In my opinion, the core issue of BPD is that the sense of self is distorted or not formed very well. I don't know who I am, which results in feelings of emptiness and loneliness. What most often happened with BPD patients is that they're raised in traumatic situations where their sense of self cannot form healthily. Because a confident sense of self comes from a nurturing and caring environment.

How I feel about myself is determined by how people treat me. So if people treat me with lots of love and care, I, in turn, love, and care for myself. If people treat me with hostility, anger, and resentment, then I will feel like a really terrible person. So who I am is determined by how I'm treated. That, in my opinion, is the core feature of BPD and explains all kinds of other things. Because this explains why I need people to love me all the time because when someone stops giving me that daily reassurance of their love, I'm not able to love myself. I will start to feel empty and abandoned. Even though I logically know that this person still cares about me, I require that kind of input from the outside to determine my worth.

What that results in is becoming a chameleon. It creates a lot of problems in relationships because if I want this person to like me, I'm going to pretend to be into the stuff they're into. This way, I don't have my own joys, preferences, desires, or personality. I adapt and absorb the desires of other people. I create this false contract with the people around me, in which I pretend to be into something that I'm not. Eventually, it starts to become hard to maintain the facade. Other people may then notice my facade and stop inviting me. And if they stop inviting me, it triggers the fear of abandonment.

This issue can go even as far as someone with BPD being in a relationship with someone who wants to be in an open relationship, and because the person with BPD does not want their partner to leave them, they agree to an open relationship even though it's not what they want. Then once they enter into an open relationship and their partner is being intimate with other people, that exacerbates the fear of abandonment and causes all sorts of behaviors to explode.

People with BPD are also very empathic, which, once again, fits in with the idea of having no sense of self. Because my sense of self is going to be determined by how other people treat me. And for that to work, I have to be very empathic. The problem is that the kind of empathy that I have is biased. It's biased toward the negative. What I tend to see is dissatisfaction, fear, disappointment, and anger in all of my relationships. As explained earlier, I start to react out of fear when people are still 70% happy because all I can see is them being upset with me.

What does BPD look like to others?

1. Unstable relationships The first symptom that other people tend to see in people who have BPD, like me, is a pattern of unstable relationships. Due to the fact that I can quickly form romantic relationships and really close friendships with others. I'm quickly thinking about moving in together when we've just met a week ago. The problem is that these kinds of relationships tend to become unstable. At first, everything appears to be perfect, but then all kinds of interpersonal conflicts arise, begin to fight all the time, and push-and-pull behavior is shown, which causes the relationships to collapse rather quickly.

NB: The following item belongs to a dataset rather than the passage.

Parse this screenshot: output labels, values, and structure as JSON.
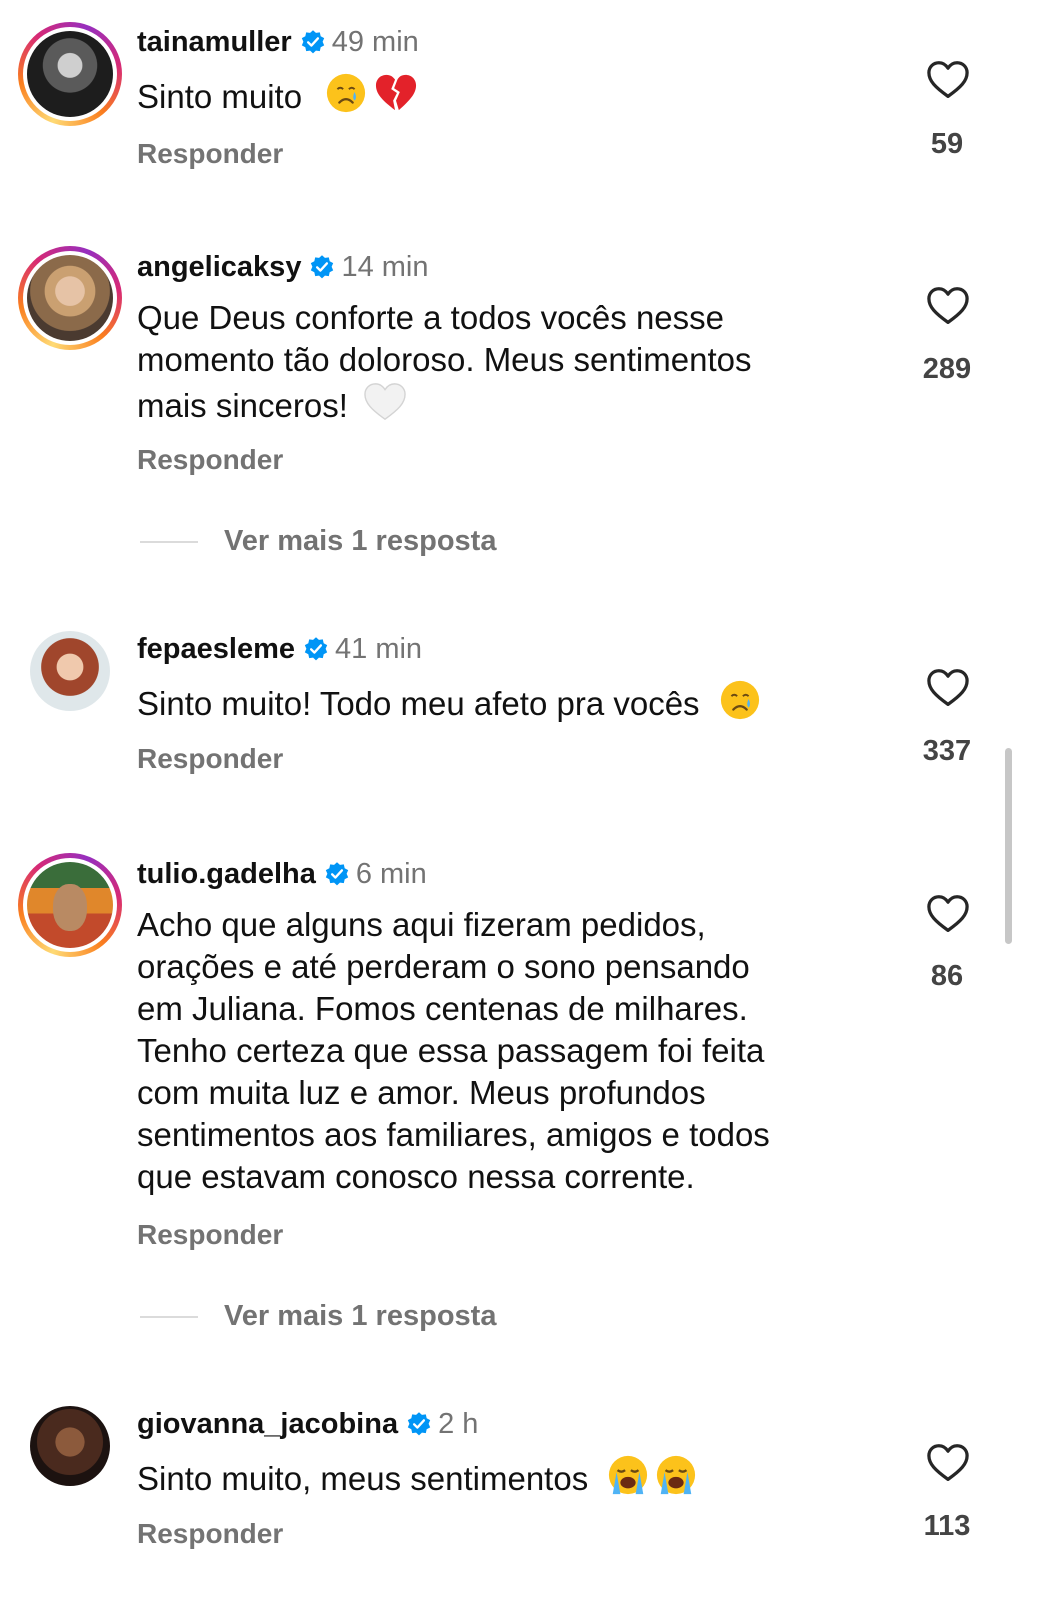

2. Strong emotional reactions The second thing that others often see from me is strong emotional reactions, which can be very frustrating from a relationship standpoint. I may explode over something that seems minor. Small things can evoke strong negative reactions. For example, when you forget to do something for me, I may get upset and start to show weird behavior. And if you ask me what's wrong, I often say: ''Nothing's wrong''. However, from the outside, you can see that something's wrong with me, but I won't communicate it to you. What you see is a strong emotional reaction over practically nothing, and if you start to pull away or don't talk to me as much, I may engage in what feels like manipulative behavior, guilt-tripping, or gaslighting to try to get you to re-engage.